Task details:
The answer should contain every entry below, copied exactly.

Supplied entries Block Start

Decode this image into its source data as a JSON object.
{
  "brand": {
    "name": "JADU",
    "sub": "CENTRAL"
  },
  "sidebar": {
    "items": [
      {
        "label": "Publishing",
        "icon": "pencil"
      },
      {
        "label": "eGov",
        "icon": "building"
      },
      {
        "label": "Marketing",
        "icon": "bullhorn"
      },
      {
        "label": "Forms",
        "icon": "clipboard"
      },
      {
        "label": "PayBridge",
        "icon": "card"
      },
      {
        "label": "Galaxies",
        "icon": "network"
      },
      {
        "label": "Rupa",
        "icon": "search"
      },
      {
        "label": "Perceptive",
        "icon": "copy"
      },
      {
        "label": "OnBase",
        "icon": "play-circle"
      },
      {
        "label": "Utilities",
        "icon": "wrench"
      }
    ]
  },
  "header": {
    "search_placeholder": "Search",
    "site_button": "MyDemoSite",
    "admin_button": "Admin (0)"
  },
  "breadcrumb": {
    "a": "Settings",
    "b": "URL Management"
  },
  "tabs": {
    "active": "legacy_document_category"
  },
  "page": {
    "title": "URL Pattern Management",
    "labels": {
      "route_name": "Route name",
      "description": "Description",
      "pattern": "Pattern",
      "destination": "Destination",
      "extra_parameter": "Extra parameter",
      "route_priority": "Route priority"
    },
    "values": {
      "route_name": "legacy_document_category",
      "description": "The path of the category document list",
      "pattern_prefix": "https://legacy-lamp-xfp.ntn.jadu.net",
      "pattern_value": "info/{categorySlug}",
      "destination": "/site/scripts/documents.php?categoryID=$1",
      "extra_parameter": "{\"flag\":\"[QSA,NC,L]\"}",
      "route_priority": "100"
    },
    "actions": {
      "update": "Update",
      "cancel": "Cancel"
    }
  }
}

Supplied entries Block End

Answer to this problem:
Decode this image into its source data as a JSON object.
{
  "brand": {
    "name": "JADU",
    "sub": "CENTRAL"
  },
  "sidebar": {
    "items": [
      {
        "label": "Publishing",
        "icon": "pencil"
      },
      {
        "label": "eGov",
        "icon": "building"
      },
      {
        "label": "Marketing",
        "icon": "bullhorn"
      },
      {
        "label": "Forms",
        "icon": "clipboard"
      },
      {
        "label": "PayBridge",
        "icon": "card"
      },
      {
        "label": "Galaxies",
        "icon": "network"
      },
      {
        "label": "Rupa",
        "icon": "search"
      },
      {
        "label": "Perceptive",
        "icon": "copy"
      },
      {
        "label": "OnBase",
        "icon": "play-circle"
      },
      {
        "label": "Utilities",
        "icon": "wrench"
      }
    ]
  },
  "header": {
    "search_placeholder": "Search",
    "site_button": "MyDemoSite",
    "admin_button": "Admin (0)"
  },
  "breadcrumb": {
    "a": "Settings",
    "b": "URL Management"
  },
  "tabs": {
    "active": "legacy_document_category"
  },
  "page": {
    "title": "URL Pattern Management",
    "labels": {
      "route_name": "Route name",
      "description": "Description",
      "pattern": "Pattern",
      "destination": "Destination",
      "extra_parameter": "Extra parameter",
      "route_priority": "Route priority"
    },
    "values": {
      "route_name": "legacy_document_category",
      "description": "The path of the category document list",
      "pattern_prefix": "https://legacy-lamp-xfp.ntn.jadu.net",
      "pattern_value": "info/{categorySlug}",
      "destination": "/site/scripts/documents.php?categoryID=$1",
      "extra_parameter": "{\"flag\":\"[QSA,NC,L]\"}",
      "route_priority": "100"
    },
    "actions": {
      "update": "Update",
      "cancel": "Cancel"
    }
  }
}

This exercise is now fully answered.